It could have chosen a Hash Join, but then the order of the Id column from the Posts table wouldn’t have been preserved on the other side.
Merge Joins are order preserving, Hash Joins aren’t. If we use a Hash Join, we’re looking at ordering the results of the join after it’s done.
Read on to learn why, as well as why a few other things are so.
SQL Server Spool operators are a mixed bag. On one hand, they can negatively impact performance when writing data to disk in tempdb. On the other hand, they allow filtered and transformed result sets to be temporarily staged, making it easier for that data to be reused again during that query execution.
The problem with the latter scenario is that SQL Server doesn’t always decide to use a spool; often it’s happy to re-read (and re-process) the same data repeatedly. When this happens, one option you have is to explicitly create your own temporary staging table that will help SQL Server cache data it needs to reuse.
The other problem with spooling is that the spool doesn’t have indexes and so performance can be awful. When I look at an execution plan, one of my immediate red flags is spooling: if we have that, removing it is one of the first candidates for optimization after the trivial stuff (expected scan/seek behavior, “fat pipes” from excessive row counts, residual I/O, etc.).
Let’s also say that bad query is taking part in a modification.
SET u2.Reputation *= 2
FROM Users AS u
JOIN dbo.Users AS u2
ON CHARINDEX(u.DisplayName, u2.DisplayName) > 0

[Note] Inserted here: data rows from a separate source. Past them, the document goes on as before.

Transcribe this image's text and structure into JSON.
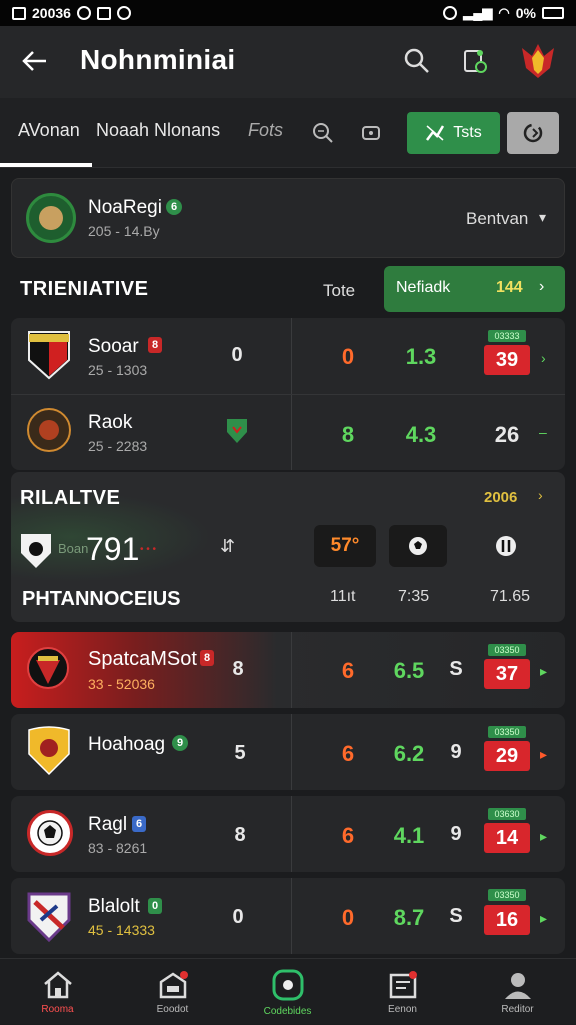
{
  "status_bar": {
    "time": "20036",
    "battery": "0%"
  },
  "app_bar": {
    "title": "Nohnminiai"
  },
  "tabs": [
    {
      "label": "AVonan"
    },
    {
      "label": "Noaah Nlonans"
    },
    {
      "label": "Fots"
    }
  ],
  "tab_button": {
    "label": "Tsts"
  },
  "competition": {
    "name": "NoaRegi",
    "badge": "6",
    "meta": "205 - 14.By",
    "selector": "Bentvan"
  },
  "section1": {
    "title": "TRIENIATIVE",
    "col_label": "Tote",
    "highlight_label": "Nefiadk",
    "highlight_value": "144"
  },
  "section1_rows": [
    {
      "team": "Sooar",
      "badge": "8",
      "meta": "25 - 1303",
      "col1": "0",
      "col2": "0",
      "col3": "1.3",
      "tag": "03333",
      "score": "39"
    },
    {
      "team": "Raok",
      "badge": "",
      "meta": "25 - 2283",
      "col1": "",
      "col2": "8",
      "col3": "4.3",
      "score": "26"
    }
  ],
  "section2": {
    "title": "RILALTVE",
    "tag": "2006",
    "big_value": "791",
    "prefix": "Boan",
    "chip1": "57°",
    "subtitle": "PHTANNOCEIUS",
    "stat1": "11ıt",
    "stat2": "7:35",
    "stat3": "71.65"
  },
  "matches": [
    {
      "team": "SpatcaMSot",
      "badge": "8",
      "meta": "33 - 52036",
      "col1": "8",
      "col2": "6",
      "col3": "6.5",
      "col4": "S",
      "tag": "03350",
      "score": "37",
      "arrow_color": "#5fd75f"
    },
    {
      "team": "Hoahoag",
      "badge": "9",
      "meta": "",
      "col1": "5",
      "col2": "6",
      "col3": "6.2",
      "col4": "9",
      "tag": "03350",
      "score": "29",
      "arrow_color": "#ff5a2b"
    },
    {
      "team": "Ragl",
      "badge": "6",
      "meta": "83 - 8261",
      "col1": "8",
      "col2": "6",
      "col3": "4.1",
      "col4": "9",
      "tag": "03630",
      "score": "14",
      "arrow_color": "#5fd75f"
    },
    {
      "team": "Blalolt",
      "badge": "0",
      "meta": "45 - 14333",
      "col1": "0",
      "col2": "0",
      "col3": "8.7",
      "col4": "S",
      "tag": "03350",
      "score": "16",
      "arrow_color": "#5fd75f"
    }
  ],
  "bottom_nav": [
    {
      "label": "Rooma",
      "icon": "home-icon"
    },
    {
      "label": "Eoodot",
      "icon": "store-icon"
    },
    {
      "label": "Codebides",
      "icon": "target-icon"
    },
    {
      "label": "Eenon",
      "icon": "calendar-icon"
    },
    {
      "label": "Reditor",
      "icon": "person-icon"
    }
  ]
}
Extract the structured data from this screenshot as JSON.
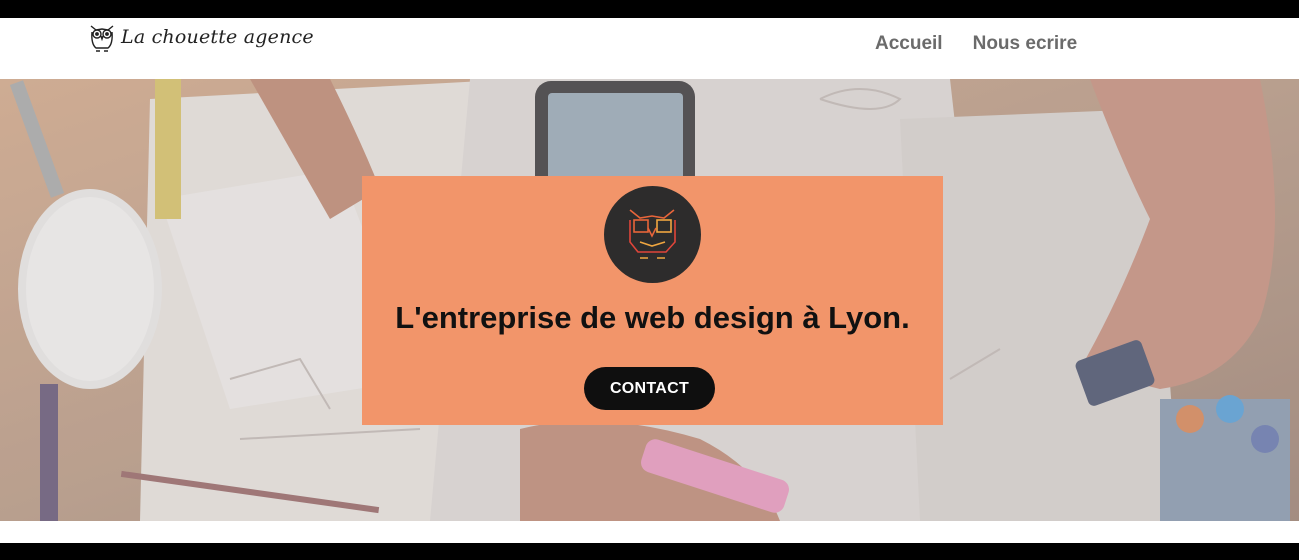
{
  "brand": {
    "name": "La chouette agence",
    "logo_icon": "owl-icon"
  },
  "nav": {
    "items": [
      {
        "label": "Accueil"
      },
      {
        "label": "Nous ecrire"
      }
    ]
  },
  "hero": {
    "background": "desk-workspace-photo",
    "card": {
      "badge_icon": "owl-icon",
      "title": "L'entreprise de web design à Lyon.",
      "cta_label": "CONTACT"
    }
  },
  "colors": {
    "accent": "#f2956a",
    "dark": "#0f0f0f",
    "badge": "#2d2c2c",
    "nav_text": "#6b6b6b"
  }
}
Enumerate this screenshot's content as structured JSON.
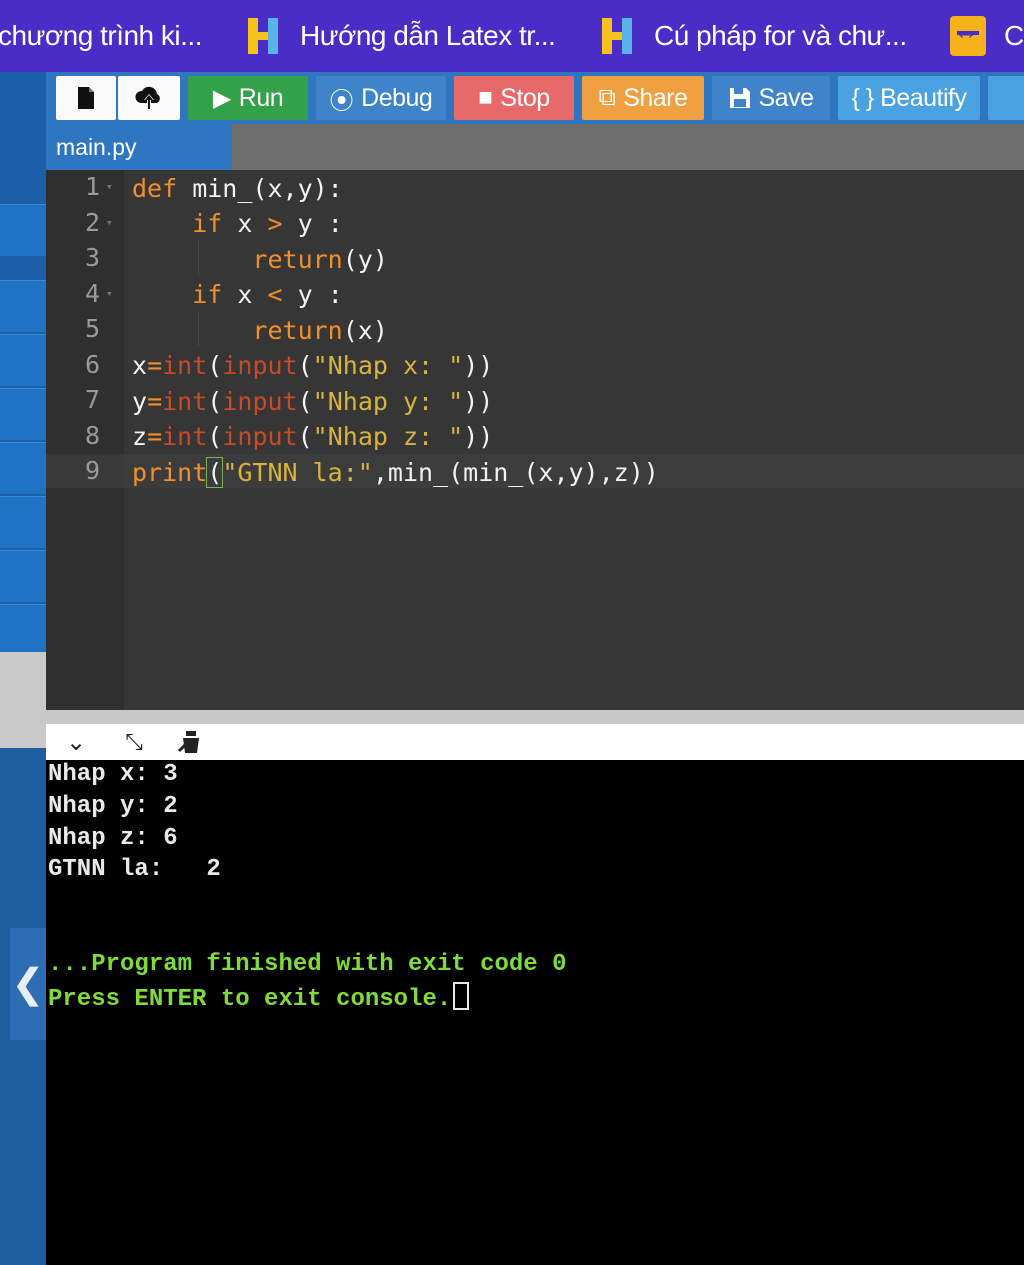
{
  "browser": {
    "tabs": [
      {
        "title": "chương trình ki...",
        "favicon": "none"
      },
      {
        "title": "Hướng dẫn Latex tr...",
        "favicon": "h-logo-icon"
      },
      {
        "title": "Cú pháp for và chư...",
        "favicon": "h-logo-icon"
      },
      {
        "title": "C",
        "favicon": "arrows-icon"
      }
    ],
    "colors": {
      "tabbar": "#4a2cc6"
    }
  },
  "toolbar": {
    "new_file_icon": "file-icon",
    "upload_icon": "cloud-upload-icon",
    "run": {
      "label": "Run",
      "icon": "play-icon",
      "color": "#33a04a"
    },
    "debug": {
      "label": "Debug",
      "icon": "debug-icon",
      "color": "#3f84c8"
    },
    "stop": {
      "label": "Stop",
      "icon": "stop-icon",
      "color": "#e8696a"
    },
    "share": {
      "label": "Share",
      "icon": "share-icon",
      "color": "#f0a040"
    },
    "save": {
      "label": "Save",
      "icon": "save-icon",
      "color": "#3f84c8"
    },
    "beautify": {
      "label": "{ } Beautify",
      "color": "#4aa2e0"
    }
  },
  "file_tab": {
    "name": "main.py"
  },
  "editor": {
    "line_numbers": [
      "1",
      "2",
      "3",
      "4",
      "5",
      "6",
      "7",
      "8",
      "9"
    ],
    "lines": [
      [
        {
          "t": "def",
          "c": "kw"
        },
        {
          "t": " min_(x,y):",
          "c": ""
        }
      ],
      [
        {
          "t": "    ",
          "c": ""
        },
        {
          "t": "if",
          "c": "kw"
        },
        {
          "t": " x ",
          "c": ""
        },
        {
          "t": ">",
          "c": "op"
        },
        {
          "t": " y :",
          "c": ""
        }
      ],
      [
        {
          "t": "        ",
          "c": ""
        },
        {
          "t": "return",
          "c": "kw"
        },
        {
          "t": "(y)",
          "c": ""
        }
      ],
      [
        {
          "t": "    ",
          "c": ""
        },
        {
          "t": "if",
          "c": "kw"
        },
        {
          "t": " x ",
          "c": ""
        },
        {
          "t": "<",
          "c": "op"
        },
        {
          "t": " y :",
          "c": ""
        }
      ],
      [
        {
          "t": "        ",
          "c": ""
        },
        {
          "t": "return",
          "c": "kw"
        },
        {
          "t": "(x)",
          "c": ""
        }
      ],
      [
        {
          "t": "x",
          "c": ""
        },
        {
          "t": "=",
          "c": "op"
        },
        {
          "t": "int",
          "c": "bi"
        },
        {
          "t": "(",
          "c": ""
        },
        {
          "t": "input",
          "c": "bi"
        },
        {
          "t": "(",
          "c": ""
        },
        {
          "t": "\"Nhap x: \"",
          "c": "st"
        },
        {
          "t": "))",
          "c": ""
        }
      ],
      [
        {
          "t": "y",
          "c": ""
        },
        {
          "t": "=",
          "c": "op"
        },
        {
          "t": "int",
          "c": "bi"
        },
        {
          "t": "(",
          "c": ""
        },
        {
          "t": "input",
          "c": "bi"
        },
        {
          "t": "(",
          "c": ""
        },
        {
          "t": "\"Nhap y: \"",
          "c": "st"
        },
        {
          "t": "))",
          "c": ""
        }
      ],
      [
        {
          "t": "z",
          "c": ""
        },
        {
          "t": "=",
          "c": "op"
        },
        {
          "t": "int",
          "c": "bi"
        },
        {
          "t": "(",
          "c": ""
        },
        {
          "t": "input",
          "c": "bi"
        },
        {
          "t": "(",
          "c": ""
        },
        {
          "t": "\"Nhap z: \"",
          "c": "st"
        },
        {
          "t": "))",
          "c": ""
        }
      ],
      [
        {
          "t": "print",
          "c": "kw"
        },
        {
          "t": "(",
          "c": "hl"
        },
        {
          "t": "\"GTNN la:\"",
          "c": "st"
        },
        {
          "t": ",min_(min_(x,y),z))",
          "c": ""
        }
      ]
    ],
    "active_line": 9
  },
  "console": {
    "output": [
      "Nhap x: 3",
      "Nhap y: 2",
      "Nhap z: 6",
      "GTNN la:   2"
    ],
    "finished": "...Program finished with exit code 0",
    "prompt": "Press ENTER to exit console."
  }
}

WHERE u2.Reputation >= 100000;
AND u.Id <> u2.Id;
This query will run for so long that we’ll get sick of waiting for it. It’s really holding up writing this blog post.
Erik rewrites this query a couple of times. Click through to learn what he does and why he does it.
When inserting rows using
INSERT...SELECTinto a heap with no nonclustered indexes, the documentation universally states that such inserts will be minimally logged as long as a
TABLOCKhint is present. This is reflected in the summary tables included in the Data Loading Performance Guide and the Tiger Team post. The summary rows for heap tables without indexes are the same in both documents (no changes for SQL Server 2016):
But it’s not quite that straightforward, as Paul shows. Read the whole thing.
Even though this query reads the whole clustered index to get the
Benefactorrows, the total number of logical reads is still smaller than the seek/key lookup pattern seen in the combined query with IN(). This UNION ALL version gives SQL Server the ability to build a hybrid execution plan, combining two different techniques to generate a plan with fewer overall reads.
Click through for the example.
Linked Servers offer a great way to connect two SQL Servers together, allowing remote querying and DML operations. Frequently, this is used to copy data from production to reporting. However, the temptation is to run the copy operation on the production, or source side. If you do that, even with a single
INSERT INTOstatement, SQL Server will process each individual row as a discrete
INSERT INTOstatement via a cursor operation. This makes for very slow inserts across a linked server. Running the operation from the destination server means SQL Server can simply query the remote source table for all the rows, inserting them as a set into the destination table. The difference in speed can be eye-watering.
Click through for a slightly creepy picture and a less creepy example.
Locking hints can be really handy in these situations, especially the READPAST hint. The documentation for it says that it allows you to skip over row level locks (that means you can’t skip over page or object level locks).
What it leaves out is that your READPAST query may also need to try to take row level shared locks.
Read on for an example as well as an alternative which ends up being better in this case.
If you’ve been query tuning for a while, you probably know about SARGability, and that wrapping columns in functions is generally a bad idea.
But just like there are slightly different rules for CAST and CONVERT with dates, the repercussions of the function also vary.
Read the whole thing. Maybe “go to brunch” in the middle of it for maximum effect.
If you’ve used
FIRST_VALUEbefore, this query should be easy to interpret: for each badge
Name, return the first
Date(earliest date to receive the badge) and
UserId(pick the lowest UserId when there are ties on
This query was easy to write and is simple to understand. However, the performance is not great: it takes 46 seconds to finish returning results on my machine.
Bert’s response is to rewrite the query using a correlated subquery. My first shot would look at using
APPLY though needing to aggregate the “parent” could lead to an awful result there if the join happened before aggregation.
The moral of the story here is to know different ways to write a query, as you can nudge the optimizer to better (or worse) behavior.
Somewhere along the way in your career, you were told that:
– Index seeks are quick, lightweight operations
– Table scans are ugly, slow operations
And ever since, you’ve kept an eye on your execution plans looking for those performance-intensive clustered index scans. When you see ’em, you go root ’em out, believing you’ve got a performance problem.
Thing is, … they lied to you. Seeks aren’t necessarily good, nor are scans necessarily bad. To straighten you out, we’re going to walk through a series of demos.
The rule of thumb I like to use is: if you need to go through more than 20% of the data, you’re generally better off scanning. If you need to go through less than 0.5% of the data, you’re generally better off seeking. Everything in between is the “it depends” zone.